The bimolecular collisions involving small free radicals is being studied
by Brian Strazisar and Cheng Lin, shown below.  The rotating
detector crossed molecular beams apparatus is on the left.  In this case,
the two molecular beams are fixed at 90o and the detector may be rotated
in the plane of the beams to measure product angular and velocity distributions.

(Click on images for more detail)

 

The  experimental apparatus employed in our work is shown above and below.
We have recently studied  the four atom chemical reaction OH + D2  -> HOD + D.
This reaction is the most important benchmark system for understanding chemical reactions
in which more than one product vibrational mode may be excited.  It is also one of the
isotopic variants of a primary step in the combustion of hydrogen, and is the prototype reaction
in which a hydroxyl radical abstracts a hydrogen atom from a hydrocarbon, forming water.

In this experiment, the velocity and angular distributions of the D atom products are measured
at high resolution.  From conservation of energy and momentum, this allows us
to determine the vibrational distribution of the HOD counterfragment as a function of
its scattering angle..
 

The OH radicals are prepared by photodissociation of nitric acid in hydrogen carrier gas
using a 193 nm excimer laser. These OH radicals are then collimated by a skimmer and cross
a beam of deuterium molecules at 90 degrees.  The Rydberg tagging method
[See Schneider, Science 269, 207 (1995) and J.Chem. Phys. 107, 6175 (1997)] is used
to excite the nascent D atom products at the collision zone to high-n Rydberg levels around n = 40.
This is accomplished using several temporally and spatially overlapped lasers.  The first laser is in the
VUV at 121 nm (generated by 4-wave resonant enhanced 4-wave mixing in krypton vapor using
212 and 845 nm lasers) and excites the D atom to the 2p state.  Another laser near 365 nm then excites
this short-lived excited state up to a Rydberg level which is metastable.  These atoms then drift through a field-
free region to the microchannel plate where they are field ionized and collected.  By measuring the time
of arrival of the D atoms at the detector (25 cm away) we determine their velocity and
hence translational energy distributions.  By rotating the detector assembly with respect
to the fixed beams, we measure the angular distributions.

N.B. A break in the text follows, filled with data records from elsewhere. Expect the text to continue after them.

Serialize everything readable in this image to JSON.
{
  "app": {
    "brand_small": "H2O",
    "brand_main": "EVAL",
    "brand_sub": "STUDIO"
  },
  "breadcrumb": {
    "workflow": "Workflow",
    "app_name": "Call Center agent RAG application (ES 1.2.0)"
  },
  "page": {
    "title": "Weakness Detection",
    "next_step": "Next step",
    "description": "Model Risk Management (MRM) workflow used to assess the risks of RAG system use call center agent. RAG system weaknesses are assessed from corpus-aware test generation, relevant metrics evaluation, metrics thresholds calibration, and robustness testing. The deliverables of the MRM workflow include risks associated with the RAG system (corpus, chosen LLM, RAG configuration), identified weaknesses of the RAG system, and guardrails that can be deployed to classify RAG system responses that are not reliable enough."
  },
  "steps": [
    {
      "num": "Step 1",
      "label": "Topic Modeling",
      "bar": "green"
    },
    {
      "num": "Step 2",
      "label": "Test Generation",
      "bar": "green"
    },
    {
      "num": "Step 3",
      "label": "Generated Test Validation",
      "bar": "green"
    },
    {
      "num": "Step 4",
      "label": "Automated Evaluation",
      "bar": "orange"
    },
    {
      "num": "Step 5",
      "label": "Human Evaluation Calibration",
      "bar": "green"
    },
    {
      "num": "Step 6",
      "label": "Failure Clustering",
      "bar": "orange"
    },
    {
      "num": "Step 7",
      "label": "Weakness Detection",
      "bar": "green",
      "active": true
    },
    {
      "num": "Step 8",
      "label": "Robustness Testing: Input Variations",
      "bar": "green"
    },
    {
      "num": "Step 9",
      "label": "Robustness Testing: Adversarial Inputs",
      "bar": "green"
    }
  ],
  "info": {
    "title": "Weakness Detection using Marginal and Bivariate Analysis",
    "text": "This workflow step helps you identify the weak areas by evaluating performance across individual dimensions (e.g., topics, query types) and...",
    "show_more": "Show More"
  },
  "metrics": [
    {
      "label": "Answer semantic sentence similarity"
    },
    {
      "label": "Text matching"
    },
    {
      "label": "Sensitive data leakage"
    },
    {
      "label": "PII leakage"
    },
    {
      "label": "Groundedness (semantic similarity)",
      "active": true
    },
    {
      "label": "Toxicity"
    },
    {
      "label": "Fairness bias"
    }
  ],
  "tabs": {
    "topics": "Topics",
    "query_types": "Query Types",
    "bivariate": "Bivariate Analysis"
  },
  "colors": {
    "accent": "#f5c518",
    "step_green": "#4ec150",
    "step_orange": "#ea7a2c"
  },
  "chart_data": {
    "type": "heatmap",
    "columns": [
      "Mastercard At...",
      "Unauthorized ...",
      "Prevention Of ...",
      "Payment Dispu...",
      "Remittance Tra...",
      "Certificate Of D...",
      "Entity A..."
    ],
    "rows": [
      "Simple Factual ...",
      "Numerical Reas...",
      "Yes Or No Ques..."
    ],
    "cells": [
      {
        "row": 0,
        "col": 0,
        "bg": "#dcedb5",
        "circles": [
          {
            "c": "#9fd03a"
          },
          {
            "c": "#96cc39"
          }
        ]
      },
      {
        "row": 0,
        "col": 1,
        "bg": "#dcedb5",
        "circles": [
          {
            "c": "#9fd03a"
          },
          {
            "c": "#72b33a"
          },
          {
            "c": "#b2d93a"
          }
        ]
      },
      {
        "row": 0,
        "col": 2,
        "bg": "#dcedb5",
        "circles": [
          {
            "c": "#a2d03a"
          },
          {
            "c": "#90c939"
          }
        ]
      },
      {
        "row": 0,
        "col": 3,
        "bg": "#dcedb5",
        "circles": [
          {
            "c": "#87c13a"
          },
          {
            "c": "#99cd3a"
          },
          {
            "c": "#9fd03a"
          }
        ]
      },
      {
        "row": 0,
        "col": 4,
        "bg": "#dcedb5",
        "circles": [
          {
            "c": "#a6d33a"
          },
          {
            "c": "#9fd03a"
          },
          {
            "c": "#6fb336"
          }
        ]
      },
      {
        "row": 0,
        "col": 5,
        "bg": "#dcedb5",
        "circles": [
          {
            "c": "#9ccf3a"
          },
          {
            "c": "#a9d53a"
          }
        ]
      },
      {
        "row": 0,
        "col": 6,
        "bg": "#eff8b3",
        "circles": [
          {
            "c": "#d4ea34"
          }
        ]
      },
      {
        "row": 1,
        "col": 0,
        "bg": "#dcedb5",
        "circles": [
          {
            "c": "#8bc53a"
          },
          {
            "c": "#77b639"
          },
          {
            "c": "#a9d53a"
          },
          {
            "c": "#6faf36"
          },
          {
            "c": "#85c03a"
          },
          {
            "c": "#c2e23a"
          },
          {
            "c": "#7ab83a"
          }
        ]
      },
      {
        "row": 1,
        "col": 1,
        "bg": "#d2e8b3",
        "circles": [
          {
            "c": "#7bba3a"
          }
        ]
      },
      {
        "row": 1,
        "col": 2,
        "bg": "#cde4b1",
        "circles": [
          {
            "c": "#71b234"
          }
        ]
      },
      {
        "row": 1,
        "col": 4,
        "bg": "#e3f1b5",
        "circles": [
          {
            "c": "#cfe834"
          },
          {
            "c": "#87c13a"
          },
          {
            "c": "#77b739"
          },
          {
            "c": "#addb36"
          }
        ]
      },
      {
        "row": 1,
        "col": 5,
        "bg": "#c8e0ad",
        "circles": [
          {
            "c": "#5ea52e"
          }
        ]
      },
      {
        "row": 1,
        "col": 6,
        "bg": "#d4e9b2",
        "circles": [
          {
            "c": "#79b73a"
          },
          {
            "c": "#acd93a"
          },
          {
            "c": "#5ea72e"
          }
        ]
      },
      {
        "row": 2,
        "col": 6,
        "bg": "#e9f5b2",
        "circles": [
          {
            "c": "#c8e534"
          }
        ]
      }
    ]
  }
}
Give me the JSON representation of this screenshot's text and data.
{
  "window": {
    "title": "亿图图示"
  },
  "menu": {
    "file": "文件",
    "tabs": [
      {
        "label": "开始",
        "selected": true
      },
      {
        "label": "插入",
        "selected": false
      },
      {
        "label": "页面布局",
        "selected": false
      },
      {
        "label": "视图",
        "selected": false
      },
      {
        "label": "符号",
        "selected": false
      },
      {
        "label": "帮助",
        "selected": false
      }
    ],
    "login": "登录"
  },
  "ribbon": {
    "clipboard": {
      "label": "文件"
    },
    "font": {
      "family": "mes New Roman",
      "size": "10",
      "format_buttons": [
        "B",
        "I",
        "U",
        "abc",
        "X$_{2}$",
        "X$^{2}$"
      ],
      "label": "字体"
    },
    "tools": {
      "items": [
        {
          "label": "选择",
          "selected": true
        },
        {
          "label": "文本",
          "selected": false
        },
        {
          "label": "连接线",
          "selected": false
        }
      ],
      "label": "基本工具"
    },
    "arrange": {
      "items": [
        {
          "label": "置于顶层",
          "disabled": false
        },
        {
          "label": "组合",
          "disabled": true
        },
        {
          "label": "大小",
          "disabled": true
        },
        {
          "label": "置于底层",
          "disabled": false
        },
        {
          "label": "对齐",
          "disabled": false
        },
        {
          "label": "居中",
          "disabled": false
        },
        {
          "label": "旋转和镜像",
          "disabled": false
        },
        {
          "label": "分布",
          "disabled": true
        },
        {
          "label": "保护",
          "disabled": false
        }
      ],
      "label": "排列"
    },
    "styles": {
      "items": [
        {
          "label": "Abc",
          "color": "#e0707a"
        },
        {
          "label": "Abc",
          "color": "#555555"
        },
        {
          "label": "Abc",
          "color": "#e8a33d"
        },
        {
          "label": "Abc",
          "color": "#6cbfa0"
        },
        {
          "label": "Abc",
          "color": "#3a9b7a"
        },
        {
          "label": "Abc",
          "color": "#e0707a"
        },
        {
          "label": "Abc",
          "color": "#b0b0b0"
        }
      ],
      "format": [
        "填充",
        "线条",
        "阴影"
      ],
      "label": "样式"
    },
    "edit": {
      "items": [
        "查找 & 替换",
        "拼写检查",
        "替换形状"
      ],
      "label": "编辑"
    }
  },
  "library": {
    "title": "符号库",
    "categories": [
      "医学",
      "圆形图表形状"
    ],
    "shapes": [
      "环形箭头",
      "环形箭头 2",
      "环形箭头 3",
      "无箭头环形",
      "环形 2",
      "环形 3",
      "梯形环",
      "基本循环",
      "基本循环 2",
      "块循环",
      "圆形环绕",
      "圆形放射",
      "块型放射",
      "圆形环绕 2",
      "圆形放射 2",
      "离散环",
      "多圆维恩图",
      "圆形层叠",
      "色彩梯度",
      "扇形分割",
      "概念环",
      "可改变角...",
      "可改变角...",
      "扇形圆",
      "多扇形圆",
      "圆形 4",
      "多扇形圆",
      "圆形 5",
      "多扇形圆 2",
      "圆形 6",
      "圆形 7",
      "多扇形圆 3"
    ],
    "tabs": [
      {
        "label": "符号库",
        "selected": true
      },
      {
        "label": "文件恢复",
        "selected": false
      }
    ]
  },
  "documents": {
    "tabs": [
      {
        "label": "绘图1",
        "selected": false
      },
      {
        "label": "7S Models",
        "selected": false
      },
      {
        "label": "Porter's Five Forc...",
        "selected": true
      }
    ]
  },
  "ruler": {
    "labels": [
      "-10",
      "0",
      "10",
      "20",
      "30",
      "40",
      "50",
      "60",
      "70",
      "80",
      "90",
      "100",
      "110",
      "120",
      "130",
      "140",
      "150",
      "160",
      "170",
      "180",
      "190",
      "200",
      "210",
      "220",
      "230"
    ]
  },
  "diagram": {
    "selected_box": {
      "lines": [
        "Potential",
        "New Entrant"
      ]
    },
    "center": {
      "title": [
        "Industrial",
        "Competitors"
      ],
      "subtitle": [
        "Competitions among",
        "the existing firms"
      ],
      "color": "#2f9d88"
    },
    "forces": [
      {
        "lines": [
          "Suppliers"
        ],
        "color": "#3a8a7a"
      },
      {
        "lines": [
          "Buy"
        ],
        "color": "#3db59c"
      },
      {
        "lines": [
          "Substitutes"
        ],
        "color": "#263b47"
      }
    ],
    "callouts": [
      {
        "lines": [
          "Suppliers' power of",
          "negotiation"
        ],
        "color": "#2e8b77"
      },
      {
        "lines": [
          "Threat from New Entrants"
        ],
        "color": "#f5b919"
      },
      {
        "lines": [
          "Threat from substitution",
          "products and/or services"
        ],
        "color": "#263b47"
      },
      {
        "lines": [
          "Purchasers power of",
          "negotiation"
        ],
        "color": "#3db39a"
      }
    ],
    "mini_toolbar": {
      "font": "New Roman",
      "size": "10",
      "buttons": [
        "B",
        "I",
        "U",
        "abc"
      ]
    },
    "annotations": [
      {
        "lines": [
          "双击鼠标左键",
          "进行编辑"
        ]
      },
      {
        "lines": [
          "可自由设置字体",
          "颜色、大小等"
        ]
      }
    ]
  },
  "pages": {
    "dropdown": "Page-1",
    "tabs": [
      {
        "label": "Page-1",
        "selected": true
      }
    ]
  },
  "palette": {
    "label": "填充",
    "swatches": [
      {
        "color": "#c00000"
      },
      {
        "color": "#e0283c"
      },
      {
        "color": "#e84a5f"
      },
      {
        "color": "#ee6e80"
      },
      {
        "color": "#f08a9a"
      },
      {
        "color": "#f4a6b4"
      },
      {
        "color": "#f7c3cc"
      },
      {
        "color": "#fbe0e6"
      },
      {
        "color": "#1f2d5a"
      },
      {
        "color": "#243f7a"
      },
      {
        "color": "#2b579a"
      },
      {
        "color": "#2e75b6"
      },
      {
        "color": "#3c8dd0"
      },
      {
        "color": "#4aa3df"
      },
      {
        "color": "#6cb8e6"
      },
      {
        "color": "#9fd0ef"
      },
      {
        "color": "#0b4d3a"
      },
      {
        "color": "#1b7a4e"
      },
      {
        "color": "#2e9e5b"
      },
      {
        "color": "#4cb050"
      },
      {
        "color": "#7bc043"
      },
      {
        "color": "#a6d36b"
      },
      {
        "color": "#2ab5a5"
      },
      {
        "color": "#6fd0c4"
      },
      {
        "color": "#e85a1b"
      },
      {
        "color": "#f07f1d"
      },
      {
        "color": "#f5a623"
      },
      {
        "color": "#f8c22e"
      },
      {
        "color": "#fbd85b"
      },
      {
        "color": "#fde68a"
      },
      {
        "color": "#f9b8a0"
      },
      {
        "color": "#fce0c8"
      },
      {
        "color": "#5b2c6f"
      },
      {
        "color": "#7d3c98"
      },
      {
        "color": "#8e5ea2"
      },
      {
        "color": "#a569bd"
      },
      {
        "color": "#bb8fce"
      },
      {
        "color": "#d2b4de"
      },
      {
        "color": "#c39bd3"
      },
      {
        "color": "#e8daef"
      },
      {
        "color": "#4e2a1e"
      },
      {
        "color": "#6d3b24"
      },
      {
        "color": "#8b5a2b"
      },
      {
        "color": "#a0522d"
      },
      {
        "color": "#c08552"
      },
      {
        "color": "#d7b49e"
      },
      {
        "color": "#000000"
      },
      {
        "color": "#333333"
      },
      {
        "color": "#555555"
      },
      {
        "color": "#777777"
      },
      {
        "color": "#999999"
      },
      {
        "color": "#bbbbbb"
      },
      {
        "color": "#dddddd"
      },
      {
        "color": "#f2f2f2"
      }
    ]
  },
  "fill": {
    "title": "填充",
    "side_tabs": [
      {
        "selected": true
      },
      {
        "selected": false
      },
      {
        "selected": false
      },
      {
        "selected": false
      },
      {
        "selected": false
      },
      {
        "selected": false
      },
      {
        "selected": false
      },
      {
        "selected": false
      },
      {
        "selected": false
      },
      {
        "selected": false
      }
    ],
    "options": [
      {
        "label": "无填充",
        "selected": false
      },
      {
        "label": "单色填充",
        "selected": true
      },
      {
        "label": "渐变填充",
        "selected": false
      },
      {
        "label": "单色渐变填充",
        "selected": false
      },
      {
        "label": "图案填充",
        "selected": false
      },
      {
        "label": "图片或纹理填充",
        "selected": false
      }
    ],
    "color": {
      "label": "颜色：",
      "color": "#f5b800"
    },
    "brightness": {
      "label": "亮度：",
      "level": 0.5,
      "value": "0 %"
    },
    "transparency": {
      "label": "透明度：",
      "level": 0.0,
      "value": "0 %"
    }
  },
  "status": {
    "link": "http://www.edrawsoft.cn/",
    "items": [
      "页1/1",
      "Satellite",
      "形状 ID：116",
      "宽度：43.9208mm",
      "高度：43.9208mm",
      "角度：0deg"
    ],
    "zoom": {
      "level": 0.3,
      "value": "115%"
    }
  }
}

It was found in our experiment that the HOD vibrational energy disposal is highly vibrationally mode specific,
with the HOD product formed primarily with the OD local mode vibrationally excited in v = 2.
There is only a small amount of HOD bending excitation and essentially no energy in the OH vibration.
Our results disagree with a number of theoretical calculations based on potential energy surfaces
calculated in the 1980's and 1990's,  but agree very closely to recent results using quantum scattering methods
using a new potential energy surface.